Speaking of the Ipswich Motorway project, it’s now very late 2020, and the underpass beneath Ipswich Motorway at Oxley Creek is still closed…

We understand that work on the service road is due to be finished by the end of March, and the project handed back to Council. So we’re wondering: will the underpass be open on Thursday??

Around the Suburbs

In Hawthorne, EaST BUG had asked the contractor responsible for the Queensland Urban Utilities sewer works in Hawthorne Park if they could create a temporary path so the detour route wasn’t a choice of walking/wheeling across the grass (this week through the mud) or making two 90 degree turns and conflicting with people entering or stepping out of a toilet cubicle! They were pretty disappointed to see that one small concession wasn’t provided. These works are expected to be going on until the end of the year.

Across in Coorparoo, we never did manage to get a flood level indicator installed at the Morley St underpass. Time to remind Council again…

30kph streets are good for health

Who wants 30km/h local streets? The World Health Organisation recognises the benefits of 30 km/h streets to protect all who use them, but especially the most vulnerable, like pedestrians, cyclists, children and older people and people with disabilities.

30 km/h streets where people and traffic mix help prevent road traffic deaths and promote physical activity, because when streets are safe, people walk and cycle more. #Love30

Well done to pedestrian advocacy group Walk Sydney for stating publicly and clearly that 30kph is the maximum speed we should be aiming for on neighbourhood streets in cities and towns around Australia. (See the Walk Sydney response to the National Road Safety Strategy 2021-2030). It’s not just about the immediate road safety benefits either; slower traffic will encourage more people to take healthier alternatives, which will then reduce motor vehicle traffic volumes, and create better streets for everyone.

Banning cars from school streets

From the UK: Parents will be banned from driving to pick up or drop off their kids outside the gates of 11 Newcastle schools this summer. Vehicles will be blocked from travelling along the roads in the school zones between 8am and 9.30am and 2.30pm to 4pm – though residents and disabled blue badge holders will be allowed access. The aim is to cut air pollution, reduce parking and traffic congestion issues, and encourage more families to walk or cycle to school.

This follows an event last year where children at one primary school staged a protest against pollution and pavement parking outside their school gates – placing teddy bears along the pavement, singing songs, and waving placards.
Kids prefer fun and healthy transport. It’s time for the adults to step up!

Is driving the new smoking?

Is driving addictive? In this article the author identifies similarities between tobacco and private cars in their influences on health, and proposes that unnecessary driving is a major public health issue. Like tobacco, cars harm the health of users and others. Like smoking, car use is seen as an individual choice and policy responses to limit it are resisted by a powerful industry lobby. If someone really wants to quit driving there are often significant barriers that require will, creativity, and perseverance to overcome.
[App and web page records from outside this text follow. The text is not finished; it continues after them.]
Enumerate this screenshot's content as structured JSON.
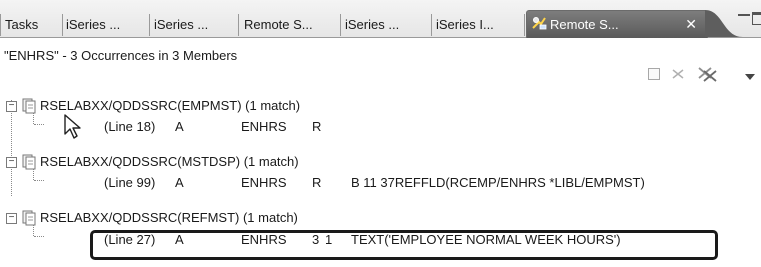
{
  "tabs": [
    {
      "label": "Tasks"
    },
    {
      "label": "iSeries ..."
    },
    {
      "label": "iSeries ..."
    },
    {
      "label": "Remote S..."
    },
    {
      "label": "iSeries ..."
    },
    {
      "label": "iSeries I..."
    },
    {
      "label": "Remote S...",
      "active": true
    }
  ],
  "header": {
    "title": "\"ENHRS\" - 3 Occurrences in 3 Members"
  },
  "results": [
    {
      "member": "RSELABXX/QDDSSRC(EMPMST) (1 match)",
      "match": {
        "line": "(Line 18)",
        "type": "A",
        "field": "ENHRS",
        "c1": "R",
        "c2": "",
        "rest": ""
      }
    },
    {
      "member": "RSELABXX/QDDSSRC(MSTDSP) (1 match)",
      "match": {
        "line": "(Line 99)",
        "type": "A",
        "field": "ENHRS",
        "c1": "R",
        "c2": "",
        "rest": "B 11 37REFFLD(RCEMP/ENHRS *LIBL/EMPMST)"
      }
    },
    {
      "member": "RSELABXX/QDDSSRC(REFMST) (1 match)",
      "match": {
        "line": "(Line 27)",
        "type": "A",
        "field": "ENHRS",
        "c1": "3",
        "c2": "1",
        "rest": "TEXT('EMPLOYEE NORMAL WEEK HOURS')"
      }
    }
  ],
  "colors": {
    "active_tab": "#6b6b6b",
    "highlight_border": "#1a1a1a"
  }
}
The author looks at the evidence, and concludes #DrivingIsTheNewSmoking

The environmental cost of cars

As the size of the average car on Australian roads gets larger and heavier, here’s another reminder that particles from tyre wear-and-tear make up around 10-30% of microplastics entering the ocean.
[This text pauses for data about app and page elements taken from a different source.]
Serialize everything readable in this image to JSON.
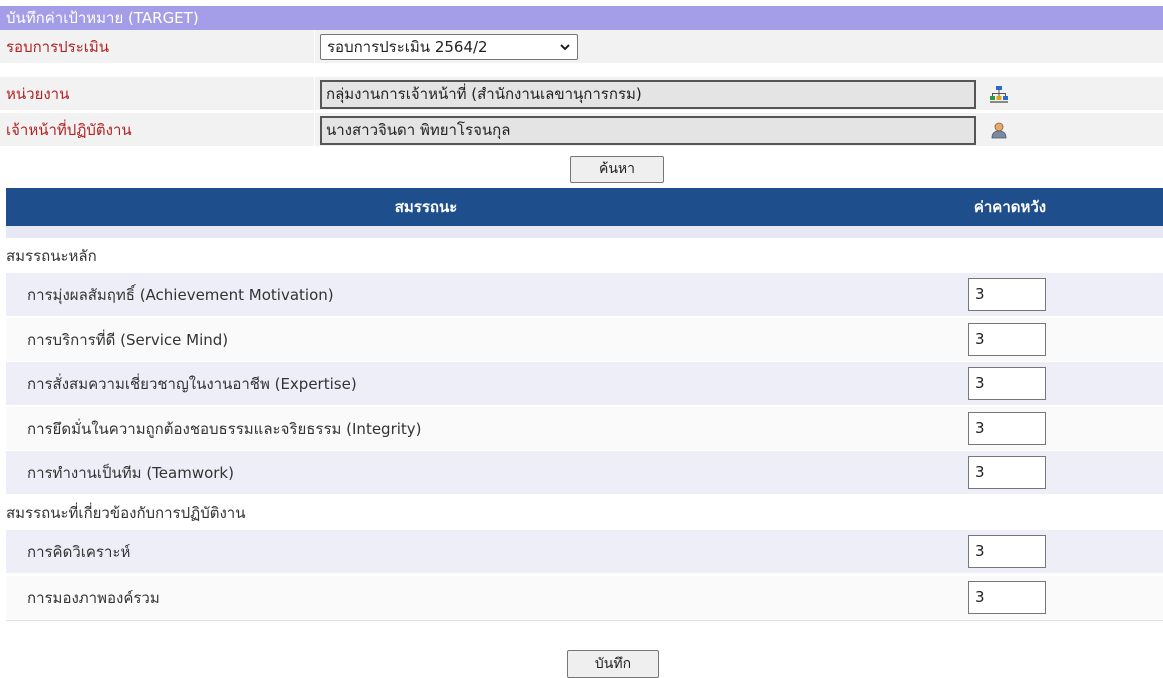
{
  "form": {
    "title": "บันทึกค่าเป้าหมาย (TARGET)",
    "round_label": "รอบการประเมิน",
    "round_selected": "รอบการประเมิน 2564/2",
    "unit_label": "หน่วยงาน",
    "unit_value": "กลุ่มงานการเจ้าหน้าที่ (สำนักงานเลขานุการกรม)",
    "staff_label": "เจ้าหน้าที่ปฏิบัติงาน",
    "staff_value": "นางสาวจินดา พิทยาโรจนกุล",
    "search_button": "ค้นหา"
  },
  "table": {
    "col_competency": "สมรรถนะ",
    "col_expected": "ค่าคาดหวัง",
    "groups": [
      {
        "name": "สมรรถนะหลัก",
        "items": [
          {
            "label": "การมุ่งผลสัมฤทธิ์ (Achievement Motivation)",
            "value": "3"
          },
          {
            "label": "การบริการที่ดี (Service Mind)",
            "value": "3"
          },
          {
            "label": "การสั่งสมความเชี่ยวชาญในงานอาชีพ (Expertise)",
            "value": "3"
          },
          {
            "label": "การยึดมั่นในความถูกต้องชอบธรรมและจริยธรรม (Integrity)",
            "value": "3"
          },
          {
            "label": "การทำงานเป็นทีม (Teamwork)",
            "value": "3"
          }
        ]
      },
      {
        "name": "สมรรถนะที่เกี่ยวข้องกับการปฏิบัติงาน",
        "items": [
          {
            "label": "การคิดวิเคราะห์",
            "value": "3"
          },
          {
            "label": "การมองภาพองค์รวม",
            "value": "3"
          }
        ]
      }
    ]
  },
  "save_button": "บันทึก",
  "icons": {
    "unit_icon": "org-chart-icon",
    "staff_icon": "user-icon",
    "select_icon": "chevron-down-icon"
  },
  "colors": {
    "title_bar": "#a49ee9",
    "header": "#1e4e8c",
    "label_red": "#b22222"
  }
}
In Queensland, the government has moved to ban single use plastic bags, straws, and cutlery, and introduced recycling incentives for plastic bottles. How about moves to restrict the environmental damage from motor vehicles?

Press Button to Party!

Don’t forget to press record on your phone or bike camera and collect up to 5 minutes of footage for an entry in the 2021 Brisbane Bike Bites Short Film Competition.

Finalists will get to see their moves up on the big screen at the Schonell Theatre, UQ on 29 May as part of the Brisbane Bicycle Film Night, and be eligible for great prizes thanks to Epic Cycles.